▼
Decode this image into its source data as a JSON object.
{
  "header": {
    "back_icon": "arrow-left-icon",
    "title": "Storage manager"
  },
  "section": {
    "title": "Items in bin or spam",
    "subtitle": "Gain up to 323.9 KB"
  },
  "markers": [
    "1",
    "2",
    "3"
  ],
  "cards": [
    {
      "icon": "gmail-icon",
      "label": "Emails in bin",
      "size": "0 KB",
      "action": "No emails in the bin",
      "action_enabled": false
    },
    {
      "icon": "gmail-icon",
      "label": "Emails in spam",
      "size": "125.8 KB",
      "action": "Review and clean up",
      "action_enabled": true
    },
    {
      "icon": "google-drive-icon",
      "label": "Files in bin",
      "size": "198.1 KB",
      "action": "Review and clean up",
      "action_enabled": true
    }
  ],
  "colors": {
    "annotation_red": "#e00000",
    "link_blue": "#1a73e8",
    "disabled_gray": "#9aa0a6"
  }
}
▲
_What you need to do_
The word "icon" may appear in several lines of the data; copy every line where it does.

_Solution to this problem_
    "back_icon": "arrow-left-icon",
      "icon": "gmail-icon",
      "icon": "gmail-icon",
      "icon": "google-drive-icon",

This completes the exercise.